First: What are we doing in Ukraine?  Canada is taking a stand against a terrorist Russian president who is waging war on sovereign Ukraine to establish Russkyj Mir, a Russia world.  According to Putin, this calls for a defence of Russian-speakers in Canada with a eye on our Arctic.  This “new world order” has no global appeal as Russia is not a great power he claims it is.  Under Czarist or Communist rulers it contributed little to the well being of its own or forcefully occupied peoples. 
Second:  Canada’s national interest is served by assisting a nascent democracy on the border of a huge mass of Russia’s repressive autocracy and criminality.  Besides, Ukrainians turned Canada’s prairies into an agricultural powerhouse.  Presently, a Quebec agro firm has a whopping $150 million foreign aid project in Ukraine. And, every seventh Canadian has someone of Ukrainian descent in his/her life.  To suggest “no national interest” in Ukraine is an insult and exclussion just as denying Canada a relationship with the Francophonie would be.

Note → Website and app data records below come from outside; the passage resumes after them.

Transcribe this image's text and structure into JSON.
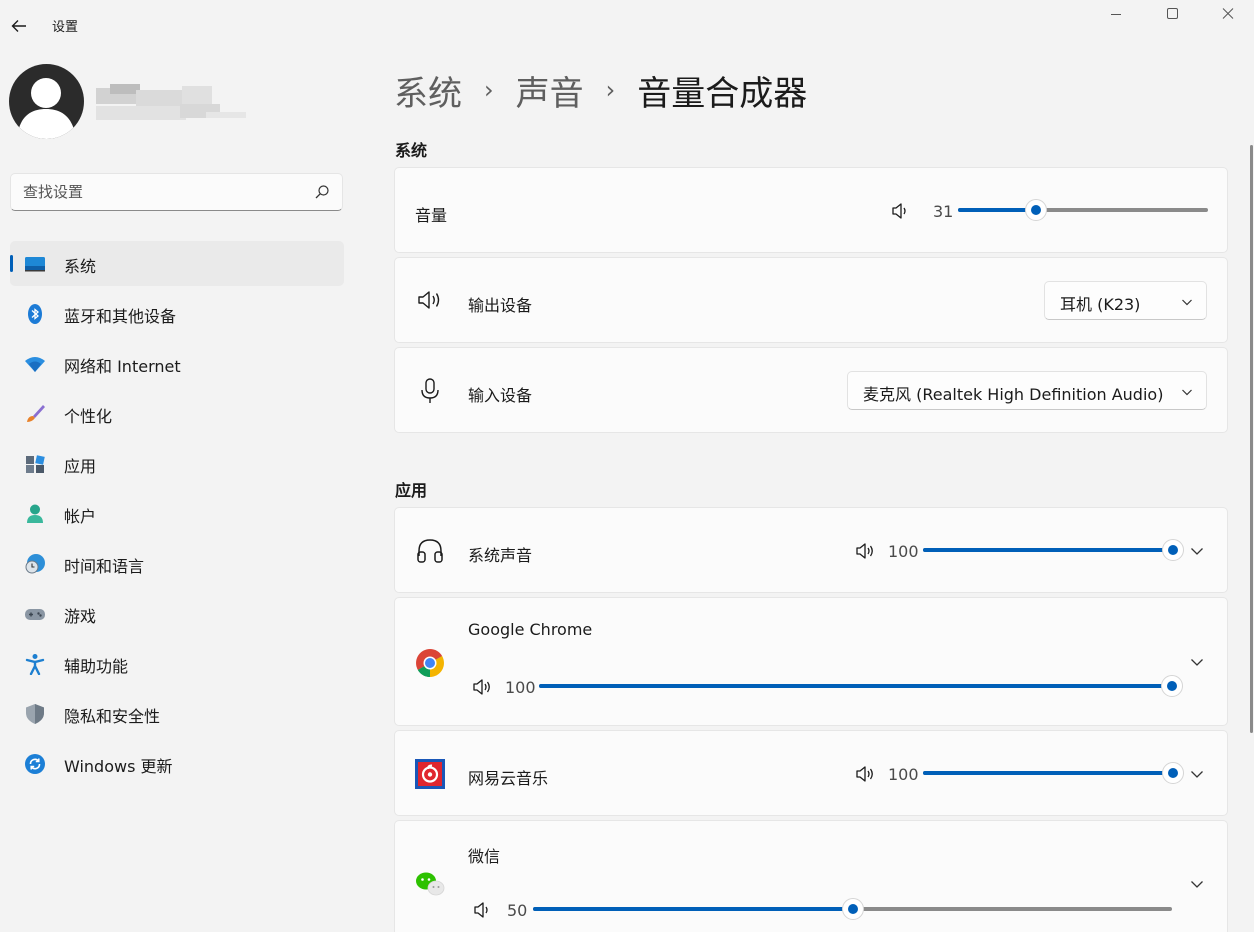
{
  "window": {
    "title": "设置"
  },
  "search": {
    "placeholder": "查找设置"
  },
  "sidebar": {
    "items": [
      {
        "label": "系统",
        "icon": "system-icon",
        "active": true
      },
      {
        "label": "蓝牙和其他设备",
        "icon": "bluetooth-icon"
      },
      {
        "label": "网络和 Internet",
        "icon": "network-icon"
      },
      {
        "label": "个性化",
        "icon": "brush-icon"
      },
      {
        "label": "应用",
        "icon": "apps-icon"
      },
      {
        "label": "帐户",
        "icon": "account-icon"
      },
      {
        "label": "时间和语言",
        "icon": "globe-clock-icon"
      },
      {
        "label": "游戏",
        "icon": "gamepad-icon"
      },
      {
        "label": "辅助功能",
        "icon": "accessibility-icon"
      },
      {
        "label": "隐私和安全性",
        "icon": "shield-icon"
      },
      {
        "label": "Windows 更新",
        "icon": "update-icon"
      }
    ]
  },
  "breadcrumb": {
    "level1": "系统",
    "level2": "声音",
    "current": "音量合成器",
    "separator": "›"
  },
  "system_section": {
    "title": "系统",
    "volume": {
      "label": "音量",
      "value": "31",
      "level": 0.31
    },
    "output": {
      "label": "输出设备",
      "selected": "耳机 (K23)"
    },
    "input": {
      "label": "输入设备",
      "selected": "麦克风 (Realtek High Definition Audio)"
    }
  },
  "apps_section": {
    "title": "应用",
    "apps": [
      {
        "name": "系统声音",
        "volume": "100",
        "level": 1.0,
        "icon": "headphones-icon"
      },
      {
        "name": "Google Chrome",
        "volume": "100",
        "level": 1.0,
        "icon": "chrome-icon"
      },
      {
        "name": "网易云音乐",
        "volume": "100",
        "level": 1.0,
        "icon": "netease-music-icon"
      },
      {
        "name": "微信",
        "volume": "50",
        "level": 0.5,
        "icon": "wechat-icon"
      }
    ]
  },
  "colors": {
    "accent": "#005fb8",
    "background": "#f3f3f3",
    "card": "#fbfbfb"
  }
}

Third: The Nazi term is a toxic bomb lobbed by Putin’s entourage to raise the hairs of Westerners who know lots about Germany’s evil and practically nothing about Russia’s. Putin’s aim: to detract from the current heinous crimes in Ukraine and, equally important, his threats to global security.  The Nazi canard has been dealt with months ago by international governments and institutions.  Shame, the message has not reached Ms. Gagnon or the Globe which persists on finding contributors with incorrect but populist views stuck in WWII rather than advance more the work of those who provide insights on how to deal with today’s Hitler. 
Warmest regards,
Oksana Bashuk Hepburn
Ottawa, ON